Tuesday, 11 November 2008

Lest we forget...

90 years ago today on armistice day, families were still finding out their sons had fallen, including the family of the man who wrote the following. He received the Military Cross for bravery at Amiens and was killed on the 4th of November when attempting to lead men across the Sambre-Oise canal at Ors where he is now buried.

To all currently caught up in conflicts worldwide, may you return home safely so no more families have to face such news.

Bent double, like old beggars under sacks,
Knock-kneed, coughing like hags, we cursed through sludge,
Till on the haunting flares we turned our backs,
And towards our distant rest began to trudge.
Men marched asleep. Many had lost their boots,
But limped on, blood-shod. All went lame, all blind;
Drunk with fatigue; deaf even to the hoots
Of gas-shells dropping softly behind.
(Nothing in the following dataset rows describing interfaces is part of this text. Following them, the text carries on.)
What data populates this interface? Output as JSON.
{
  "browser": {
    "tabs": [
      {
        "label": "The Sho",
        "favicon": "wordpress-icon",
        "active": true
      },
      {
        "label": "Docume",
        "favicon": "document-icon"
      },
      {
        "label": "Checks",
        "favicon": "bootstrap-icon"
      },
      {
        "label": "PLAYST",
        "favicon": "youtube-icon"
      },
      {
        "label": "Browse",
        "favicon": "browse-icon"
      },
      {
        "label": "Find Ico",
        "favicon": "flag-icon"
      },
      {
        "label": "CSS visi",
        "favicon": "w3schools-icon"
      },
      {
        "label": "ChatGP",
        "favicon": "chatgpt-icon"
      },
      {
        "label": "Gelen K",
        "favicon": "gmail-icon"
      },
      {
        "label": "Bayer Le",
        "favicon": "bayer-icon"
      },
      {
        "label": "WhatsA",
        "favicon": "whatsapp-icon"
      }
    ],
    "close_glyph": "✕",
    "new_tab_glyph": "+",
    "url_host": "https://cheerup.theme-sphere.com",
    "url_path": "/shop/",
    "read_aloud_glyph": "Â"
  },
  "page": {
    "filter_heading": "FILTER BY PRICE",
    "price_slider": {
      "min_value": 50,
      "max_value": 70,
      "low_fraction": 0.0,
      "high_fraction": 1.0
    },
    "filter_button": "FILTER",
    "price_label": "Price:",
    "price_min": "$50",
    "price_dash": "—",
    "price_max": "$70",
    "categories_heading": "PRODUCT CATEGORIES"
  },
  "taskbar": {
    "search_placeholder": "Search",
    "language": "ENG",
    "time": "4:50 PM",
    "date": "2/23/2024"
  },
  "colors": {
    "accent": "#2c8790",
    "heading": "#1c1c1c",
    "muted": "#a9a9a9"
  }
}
Gas! GAS! Quick, boys! — An ecstasy of fumbling
Fitting the clumsy helmets just in time,
But someone still was yelling out and stumbling
And flound'ring like a man in fire or lime.—
Dim through the misty panes and thick green light,
As under a green sea, I saw him drowning.
In all my dreams before my helpless sight
He plunges at me, guttering, choking, drowning.

If in some smothering dreams, you too could pace
Behind the wagon that we flung him in,
And watch the white eyes writhing in his face,
His hanging face, like a devil's sick of sin,
If you could hear, at every jolt, the blood
Come gargling from the froth-corrupted lungs
Bitter as the cud
Of vile, incurable sores on innocent tongues, —
My friend, you would not tell with such high zest
To children ardent for some desperate glory,
The old Lie: Dulce et decorum est
Pro patria mori.

Wilfred Owen (18th March 1893 - 4th November 1918)

2 comments:

alanonline said...
This comment has been removed by the author.
alanonline said...

Ah, the wonderful Wilfred Owen. I struggle to read this without a lump in the throat. Similarly beautiful is 'Red lips are not so red as the stained stones kissed by the English dead' (Greater Love) and 'What passing-bells for these who die as cattle? Only the monstrous anger of the guns.'
(Anthem for Doomed Youth) both of which you can read in full at www.geocities.com/~bblair/owenidx.htm